EXERCISE DESCRIPTION: Copy each line below holding "content".

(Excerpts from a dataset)

------------------------

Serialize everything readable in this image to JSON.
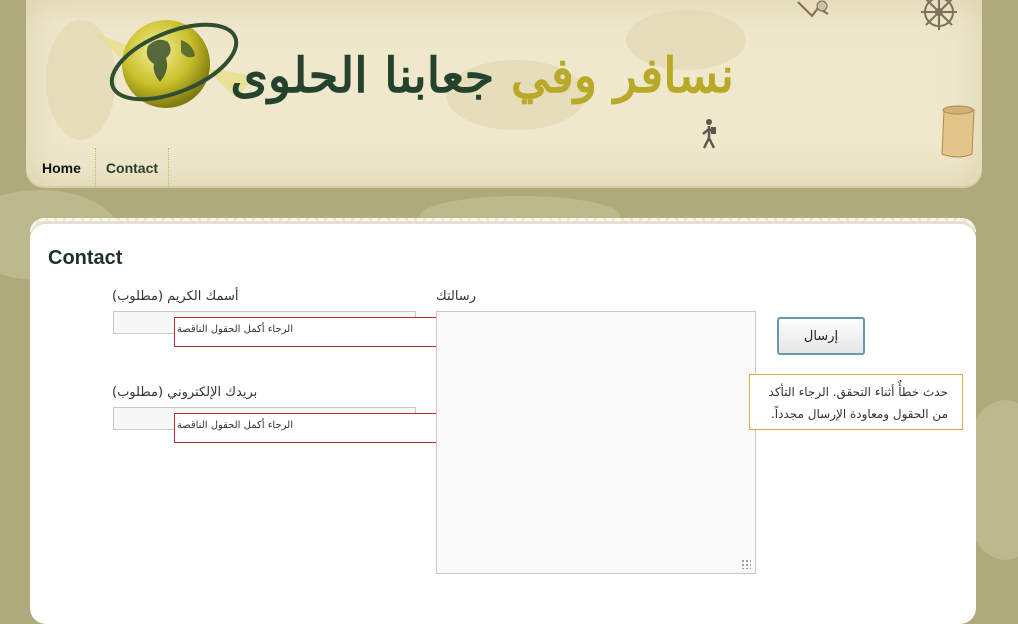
{
  "site": {
    "title_part_dark_1": "جعابنا الحلوى",
    "title_part_gold": "نسافر وفي"
  },
  "nav": {
    "items": [
      {
        "label": "Home"
      },
      {
        "label": "Contact"
      }
    ]
  },
  "page": {
    "heading": "Contact"
  },
  "form": {
    "name_label": "أسمك الكريم (مطلوب)",
    "name_value": "",
    "email_label": "بريدك الإلكتروني (مطلوب)",
    "email_value": "",
    "message_label": "رسالتك",
    "message_value": "",
    "name_error": "الرجاء أكمل الحقول الناقصة",
    "email_error": "الرجاء أكمل الحقول الناقصة",
    "send_label": "إرسال",
    "status_line_1": "حدث خطأٌ أثناء التحقق. الرجاء التأكد",
    "status_line_2": "من الحقول ومعاودة الإرسال مجدداً."
  },
  "colors": {
    "background": "#aeaa7c",
    "header_paper": "#efe8cc",
    "title_dark": "#24422e",
    "title_gold": "#b9a928",
    "error_border": "#c0282c",
    "status_border": "#e3a63a",
    "button_border": "#6e95ad"
  },
  "icons": [
    "globe-logo-icon",
    "ship-wheel-icon",
    "hiker-icon",
    "scroll-icon",
    "parrot-icon"
  ]
}
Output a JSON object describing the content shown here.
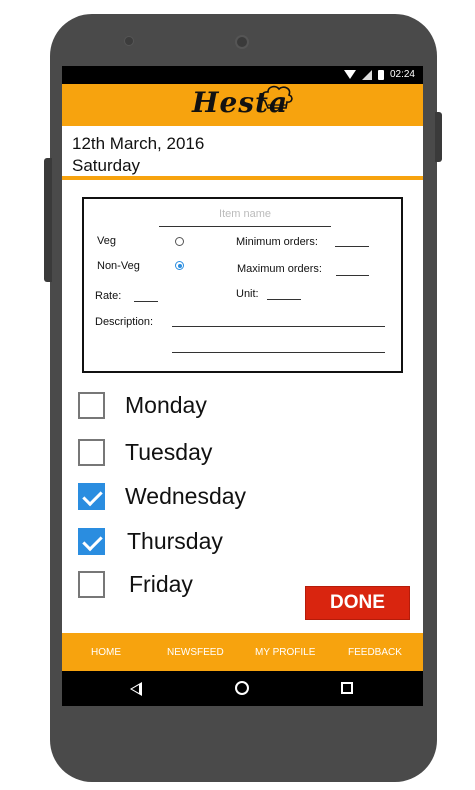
{
  "status_bar": {
    "time": "02:24",
    "icons": [
      "wifi-icon",
      "signal-icon",
      "battery-icon"
    ]
  },
  "header": {
    "logo_text": "Hesta",
    "logo_icon": "chef-hat-icon",
    "color": "#f7a30e"
  },
  "date": {
    "line1": "12th March, 2016",
    "line2": "Saturday"
  },
  "form": {
    "item_name_placeholder": "Item name",
    "veg_label": "Veg",
    "veg_selected": false,
    "nonveg_label": "Non-Veg",
    "nonveg_selected": true,
    "min_orders_label": "Minimum orders:",
    "max_orders_label": "Maximum orders:",
    "rate_label": "Rate:",
    "unit_label": "Unit:",
    "description_label": "Description:"
  },
  "days": [
    {
      "label": "Monday",
      "checked": false
    },
    {
      "label": "Tuesday",
      "checked": false
    },
    {
      "label": "Wednesday",
      "checked": true
    },
    {
      "label": "Thursday",
      "checked": true
    },
    {
      "label": "Friday",
      "checked": false
    }
  ],
  "done_button": {
    "label": "DONE",
    "color": "#d9250f"
  },
  "bottom_nav": {
    "items": [
      "HOME",
      "NEWSFEED",
      "MY PROFILE",
      "FEEDBACK"
    ]
  },
  "system_nav": {
    "icons": [
      "back-icon",
      "home-icon",
      "recents-icon"
    ]
  },
  "accent_checkbox_color": "#2a8de0"
}
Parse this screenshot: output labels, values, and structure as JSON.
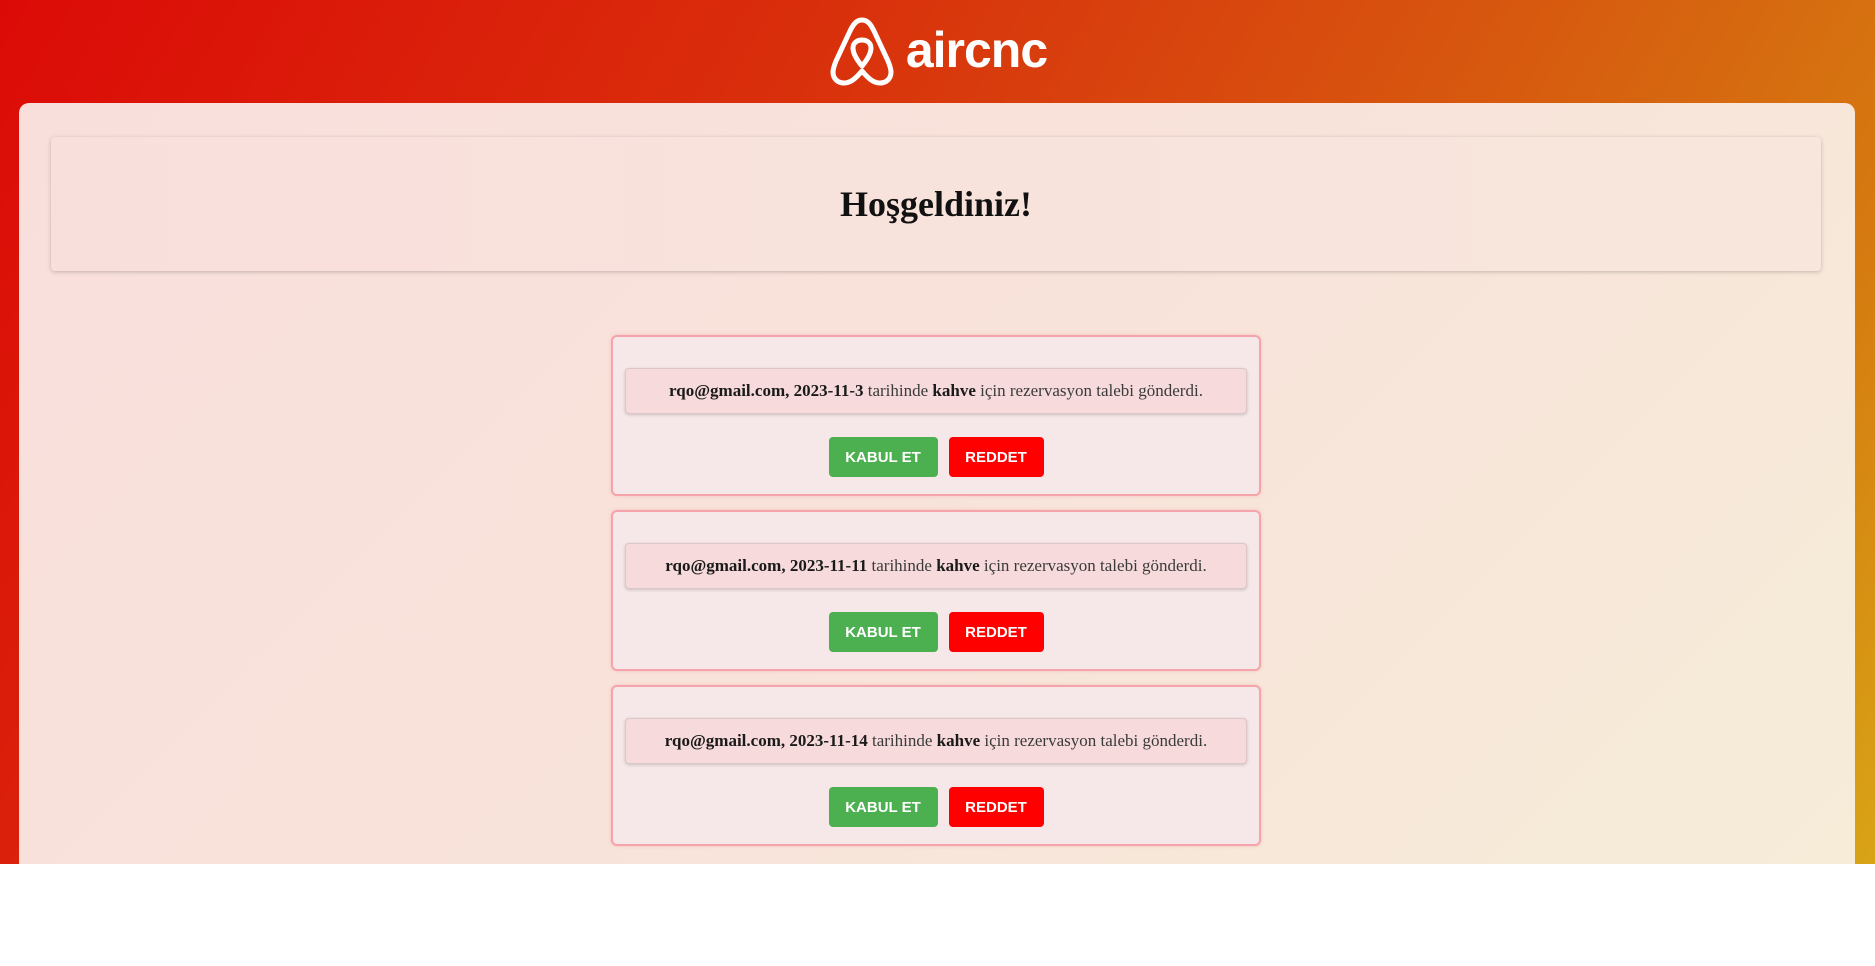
{
  "header": {
    "logo_text": "aircnc"
  },
  "welcome": {
    "title": "Hoşgeldiniz!"
  },
  "requests": [
    {
      "email": "rqo@gmail.com,",
      "date": "2023-11-3",
      "date_suffix": "tarihinde",
      "item": "kahve",
      "message": "için rezervasyon talebi gönderdi.",
      "accept_label": "KABUL ET",
      "reject_label": "REDDET"
    },
    {
      "email": "rqo@gmail.com,",
      "date": "2023-11-11",
      "date_suffix": "tarihinde",
      "item": "kahve",
      "message": "için rezervasyon talebi gönderdi.",
      "accept_label": "KABUL ET",
      "reject_label": "REDDET"
    },
    {
      "email": "rqo@gmail.com,",
      "date": "2023-11-14",
      "date_suffix": "tarihinde",
      "item": "kahve",
      "message": "için rezervasyon talebi gönderdi.",
      "accept_label": "KABUL ET",
      "reject_label": "REDDET"
    }
  ],
  "colors": {
    "accept": "#4caf50",
    "reject": "#ff0000",
    "brand_gradient_start": "#dc0a07",
    "brand_gradient_end": "#d8a416"
  },
  "icons": {
    "logo": "airbnb-belo-icon"
  }
}
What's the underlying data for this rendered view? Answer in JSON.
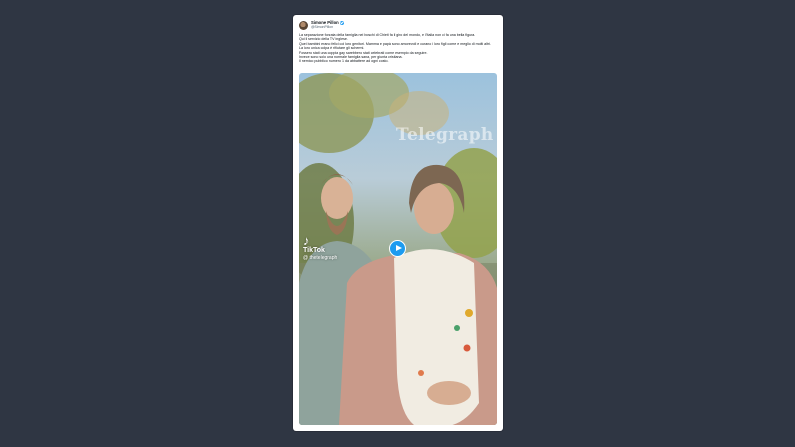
{
  "tweet": {
    "author_name": "Simone Pillon",
    "author_handle": "@SimonPillon",
    "lines": [
      "La separazione forzata della famiglia nei boschi di Chieti fa il giro del mondo, e l'Italia non ci fa una bella figura.",
      "Qui il servizio della TV inglese.",
      "Quei bambini erano felici coi loro genitori. Mamma e papà sono amorevoli e curano i loro figli come e meglio di molti altri.",
      "La loro unica colpa è rifiutare gli schermi.",
      "Fossero stati una coppia gay sarebbero stati celebrati come esempio da seguire.",
      "Invece sono solo una normale famiglia sana, per giunta cristiana.",
      "Il nemico pubblico numero 1 da abbattere ad ogni costo."
    ]
  },
  "video": {
    "watermark": "Telegraph",
    "tiktok_label": "TikTok",
    "tiktok_handle": "@ thetelegraph"
  },
  "colors": {
    "background": "#2f3643",
    "card": "#ffffff",
    "play_button": "#1d9bf0",
    "verified_badge": "#1d9bf0"
  },
  "icons": [
    "verified-badge-icon",
    "play-icon",
    "tiktok-icon"
  ]
}
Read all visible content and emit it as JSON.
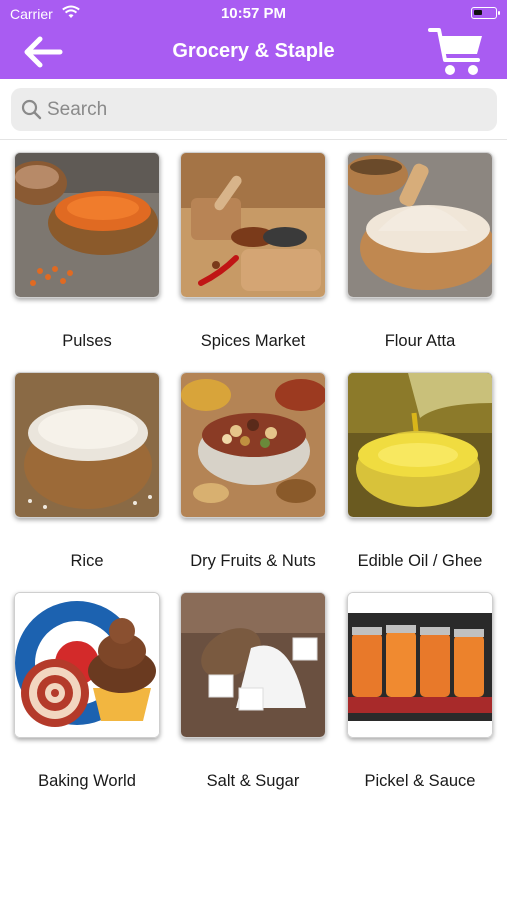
{
  "status_bar": {
    "carrier": "Carrier",
    "time": "10:57 PM"
  },
  "header": {
    "title": "Grocery & Staple",
    "back_icon": "arrow-left-icon",
    "cart_icon": "cart-icon"
  },
  "colors": {
    "header_bg": "#a95cf2",
    "search_bg": "#ececec"
  },
  "search": {
    "placeholder": "Search",
    "value": ""
  },
  "categories": [
    {
      "label": "Pulses"
    },
    {
      "label": "Spices Market"
    },
    {
      "label": "Flour Atta"
    },
    {
      "label": "Rice"
    },
    {
      "label": "Dry Fruits & Nuts"
    },
    {
      "label": "Edible Oil / Ghee"
    },
    {
      "label": "Baking World"
    },
    {
      "label": "Salt & Sugar"
    },
    {
      "label": "Pickel & Sauce"
    }
  ]
}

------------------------

SOLUTION:
Output a JSON object describing the content shown here.
Read all visible content and emit it as JSON.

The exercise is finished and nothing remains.